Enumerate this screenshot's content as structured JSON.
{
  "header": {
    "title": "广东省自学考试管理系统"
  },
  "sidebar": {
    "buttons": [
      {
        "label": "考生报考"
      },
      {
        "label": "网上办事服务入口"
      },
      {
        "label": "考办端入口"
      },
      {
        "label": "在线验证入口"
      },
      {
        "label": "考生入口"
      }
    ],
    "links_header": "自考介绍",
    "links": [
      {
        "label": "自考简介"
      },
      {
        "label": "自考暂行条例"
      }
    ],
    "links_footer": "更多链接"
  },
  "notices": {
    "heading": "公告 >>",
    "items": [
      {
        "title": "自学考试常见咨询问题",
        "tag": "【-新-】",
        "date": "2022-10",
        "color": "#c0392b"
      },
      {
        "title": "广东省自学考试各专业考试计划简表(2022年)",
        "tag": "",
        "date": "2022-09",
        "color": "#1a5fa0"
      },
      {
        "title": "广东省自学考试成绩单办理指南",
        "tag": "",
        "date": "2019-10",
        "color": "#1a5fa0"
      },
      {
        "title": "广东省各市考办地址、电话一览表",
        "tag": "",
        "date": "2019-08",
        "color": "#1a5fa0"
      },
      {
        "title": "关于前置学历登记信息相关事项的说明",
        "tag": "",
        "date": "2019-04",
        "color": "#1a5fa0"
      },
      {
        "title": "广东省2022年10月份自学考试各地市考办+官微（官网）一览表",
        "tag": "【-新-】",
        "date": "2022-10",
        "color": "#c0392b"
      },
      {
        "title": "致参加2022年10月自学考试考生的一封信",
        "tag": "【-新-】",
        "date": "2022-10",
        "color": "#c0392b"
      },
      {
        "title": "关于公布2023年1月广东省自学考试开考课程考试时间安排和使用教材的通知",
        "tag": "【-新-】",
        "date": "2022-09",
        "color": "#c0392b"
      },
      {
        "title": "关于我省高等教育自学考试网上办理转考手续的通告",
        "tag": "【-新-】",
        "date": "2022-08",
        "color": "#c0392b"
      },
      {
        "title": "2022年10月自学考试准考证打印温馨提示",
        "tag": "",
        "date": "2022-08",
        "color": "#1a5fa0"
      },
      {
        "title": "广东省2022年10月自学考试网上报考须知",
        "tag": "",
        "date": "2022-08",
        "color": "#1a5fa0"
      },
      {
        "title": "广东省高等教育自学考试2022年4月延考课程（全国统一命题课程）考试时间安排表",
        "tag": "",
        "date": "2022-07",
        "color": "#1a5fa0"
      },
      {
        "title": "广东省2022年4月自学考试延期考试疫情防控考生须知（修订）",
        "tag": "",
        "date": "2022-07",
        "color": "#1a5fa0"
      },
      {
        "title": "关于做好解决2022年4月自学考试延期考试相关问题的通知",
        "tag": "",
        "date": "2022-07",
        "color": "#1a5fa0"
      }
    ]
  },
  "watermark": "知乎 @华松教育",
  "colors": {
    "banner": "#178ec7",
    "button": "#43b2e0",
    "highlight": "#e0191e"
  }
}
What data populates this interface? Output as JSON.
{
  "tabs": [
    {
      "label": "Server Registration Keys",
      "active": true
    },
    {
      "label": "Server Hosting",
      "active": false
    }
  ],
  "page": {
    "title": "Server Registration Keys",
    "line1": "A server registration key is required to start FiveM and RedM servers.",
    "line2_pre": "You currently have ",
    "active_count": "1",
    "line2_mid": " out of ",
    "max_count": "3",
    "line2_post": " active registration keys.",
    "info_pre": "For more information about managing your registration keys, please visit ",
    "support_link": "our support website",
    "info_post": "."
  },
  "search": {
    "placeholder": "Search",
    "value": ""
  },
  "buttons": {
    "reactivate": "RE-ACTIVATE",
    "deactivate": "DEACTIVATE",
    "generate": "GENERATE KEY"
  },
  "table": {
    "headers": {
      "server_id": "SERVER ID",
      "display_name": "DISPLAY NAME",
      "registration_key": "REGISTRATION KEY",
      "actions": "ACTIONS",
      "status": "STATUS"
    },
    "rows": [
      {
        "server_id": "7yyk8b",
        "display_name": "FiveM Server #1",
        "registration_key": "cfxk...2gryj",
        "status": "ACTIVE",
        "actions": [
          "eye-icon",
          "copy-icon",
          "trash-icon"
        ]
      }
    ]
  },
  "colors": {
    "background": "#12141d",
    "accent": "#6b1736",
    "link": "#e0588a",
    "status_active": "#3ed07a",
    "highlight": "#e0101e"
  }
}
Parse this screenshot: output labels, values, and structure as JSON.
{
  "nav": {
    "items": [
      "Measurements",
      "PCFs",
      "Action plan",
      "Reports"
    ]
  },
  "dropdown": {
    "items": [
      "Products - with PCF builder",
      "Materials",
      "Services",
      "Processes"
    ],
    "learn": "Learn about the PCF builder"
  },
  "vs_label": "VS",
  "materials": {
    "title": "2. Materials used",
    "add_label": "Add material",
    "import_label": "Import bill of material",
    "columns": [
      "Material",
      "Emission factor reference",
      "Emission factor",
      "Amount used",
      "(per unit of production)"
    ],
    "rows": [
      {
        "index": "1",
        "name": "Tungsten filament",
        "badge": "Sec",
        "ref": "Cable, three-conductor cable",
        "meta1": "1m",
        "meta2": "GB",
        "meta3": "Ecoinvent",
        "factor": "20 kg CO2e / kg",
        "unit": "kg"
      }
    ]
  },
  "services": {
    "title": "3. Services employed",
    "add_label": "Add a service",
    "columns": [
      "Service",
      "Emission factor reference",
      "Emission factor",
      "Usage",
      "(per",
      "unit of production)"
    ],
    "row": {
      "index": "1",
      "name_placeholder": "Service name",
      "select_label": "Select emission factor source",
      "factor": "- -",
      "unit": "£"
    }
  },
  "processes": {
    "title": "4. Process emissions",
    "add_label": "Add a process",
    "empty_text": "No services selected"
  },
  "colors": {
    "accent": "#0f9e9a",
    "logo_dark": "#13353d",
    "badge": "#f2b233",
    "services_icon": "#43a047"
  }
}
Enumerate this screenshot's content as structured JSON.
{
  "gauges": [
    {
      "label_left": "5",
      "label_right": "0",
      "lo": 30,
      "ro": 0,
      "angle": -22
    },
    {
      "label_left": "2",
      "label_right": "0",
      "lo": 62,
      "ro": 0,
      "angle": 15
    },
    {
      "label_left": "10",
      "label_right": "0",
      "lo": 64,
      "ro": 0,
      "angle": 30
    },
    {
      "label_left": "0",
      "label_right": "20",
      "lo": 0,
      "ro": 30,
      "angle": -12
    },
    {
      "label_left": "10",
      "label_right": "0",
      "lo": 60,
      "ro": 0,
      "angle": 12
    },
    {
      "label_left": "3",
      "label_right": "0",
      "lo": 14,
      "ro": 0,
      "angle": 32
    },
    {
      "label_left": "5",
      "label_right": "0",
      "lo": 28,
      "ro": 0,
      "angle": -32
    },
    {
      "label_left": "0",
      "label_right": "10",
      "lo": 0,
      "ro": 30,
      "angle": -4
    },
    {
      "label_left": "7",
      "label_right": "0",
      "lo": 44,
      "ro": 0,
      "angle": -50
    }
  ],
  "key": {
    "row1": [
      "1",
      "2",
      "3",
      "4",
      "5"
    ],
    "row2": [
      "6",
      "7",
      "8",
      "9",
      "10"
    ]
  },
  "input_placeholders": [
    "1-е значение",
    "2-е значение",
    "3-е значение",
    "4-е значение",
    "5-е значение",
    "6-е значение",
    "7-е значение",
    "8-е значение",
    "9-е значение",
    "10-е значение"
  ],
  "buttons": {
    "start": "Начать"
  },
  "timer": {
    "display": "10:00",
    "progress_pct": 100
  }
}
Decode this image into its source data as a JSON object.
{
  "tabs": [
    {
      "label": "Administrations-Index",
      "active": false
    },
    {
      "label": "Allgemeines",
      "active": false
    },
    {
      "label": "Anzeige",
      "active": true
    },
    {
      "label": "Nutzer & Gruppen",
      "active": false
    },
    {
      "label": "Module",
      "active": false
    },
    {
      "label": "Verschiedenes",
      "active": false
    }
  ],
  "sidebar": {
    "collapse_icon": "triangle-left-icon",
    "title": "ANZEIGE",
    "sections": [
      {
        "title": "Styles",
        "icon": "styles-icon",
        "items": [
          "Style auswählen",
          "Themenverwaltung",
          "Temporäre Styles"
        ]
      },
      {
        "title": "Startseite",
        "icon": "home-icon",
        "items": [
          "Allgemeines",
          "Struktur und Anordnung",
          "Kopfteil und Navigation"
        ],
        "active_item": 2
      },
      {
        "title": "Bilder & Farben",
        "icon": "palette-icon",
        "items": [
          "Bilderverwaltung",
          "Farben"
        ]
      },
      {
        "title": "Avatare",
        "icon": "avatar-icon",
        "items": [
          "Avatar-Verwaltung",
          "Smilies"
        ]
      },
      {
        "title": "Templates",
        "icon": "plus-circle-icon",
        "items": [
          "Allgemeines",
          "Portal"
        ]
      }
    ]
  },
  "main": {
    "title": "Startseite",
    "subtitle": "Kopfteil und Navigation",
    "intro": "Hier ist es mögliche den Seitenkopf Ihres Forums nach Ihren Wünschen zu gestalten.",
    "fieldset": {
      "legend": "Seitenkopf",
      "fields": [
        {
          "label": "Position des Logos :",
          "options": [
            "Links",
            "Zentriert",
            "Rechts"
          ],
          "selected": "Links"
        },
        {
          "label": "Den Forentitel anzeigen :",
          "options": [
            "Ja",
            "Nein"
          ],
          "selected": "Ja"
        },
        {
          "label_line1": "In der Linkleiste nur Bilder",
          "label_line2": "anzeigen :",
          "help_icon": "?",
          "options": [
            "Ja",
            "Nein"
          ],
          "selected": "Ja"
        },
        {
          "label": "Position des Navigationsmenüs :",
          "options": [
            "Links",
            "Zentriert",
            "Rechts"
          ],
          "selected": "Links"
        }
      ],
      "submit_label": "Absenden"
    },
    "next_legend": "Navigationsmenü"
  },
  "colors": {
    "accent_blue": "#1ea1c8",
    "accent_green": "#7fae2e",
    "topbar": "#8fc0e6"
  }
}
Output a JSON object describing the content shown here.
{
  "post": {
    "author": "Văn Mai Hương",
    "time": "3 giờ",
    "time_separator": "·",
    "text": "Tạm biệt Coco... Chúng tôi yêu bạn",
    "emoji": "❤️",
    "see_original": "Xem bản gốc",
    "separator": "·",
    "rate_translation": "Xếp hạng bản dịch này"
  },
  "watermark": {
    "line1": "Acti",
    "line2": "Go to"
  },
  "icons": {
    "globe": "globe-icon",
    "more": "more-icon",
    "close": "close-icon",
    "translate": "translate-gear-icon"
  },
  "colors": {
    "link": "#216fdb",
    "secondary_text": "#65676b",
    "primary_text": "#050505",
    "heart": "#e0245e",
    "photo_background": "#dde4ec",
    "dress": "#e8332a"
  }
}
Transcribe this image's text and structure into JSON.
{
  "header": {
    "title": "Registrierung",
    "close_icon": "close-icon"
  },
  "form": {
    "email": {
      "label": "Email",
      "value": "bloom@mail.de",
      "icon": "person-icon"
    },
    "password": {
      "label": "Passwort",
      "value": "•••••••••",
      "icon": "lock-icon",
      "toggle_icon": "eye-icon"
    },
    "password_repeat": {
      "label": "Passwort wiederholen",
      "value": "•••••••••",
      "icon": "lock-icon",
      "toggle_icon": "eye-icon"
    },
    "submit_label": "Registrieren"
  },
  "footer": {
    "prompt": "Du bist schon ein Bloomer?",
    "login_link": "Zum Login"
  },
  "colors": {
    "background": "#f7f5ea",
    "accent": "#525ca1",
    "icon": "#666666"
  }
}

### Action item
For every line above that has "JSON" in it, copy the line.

### Answer box
Enumerate this screenshot's content as structured JSON.
What data populates this interface? Output as JSON.
Parse this screenshot: output labels, values, and structure as JSON.
Enumerate this screenshot's content as structured JSON.
Decode this image into its source data as a JSON object.
Output a JSON object describing the content shown here.
Transcribe this image's text and structure into JSON.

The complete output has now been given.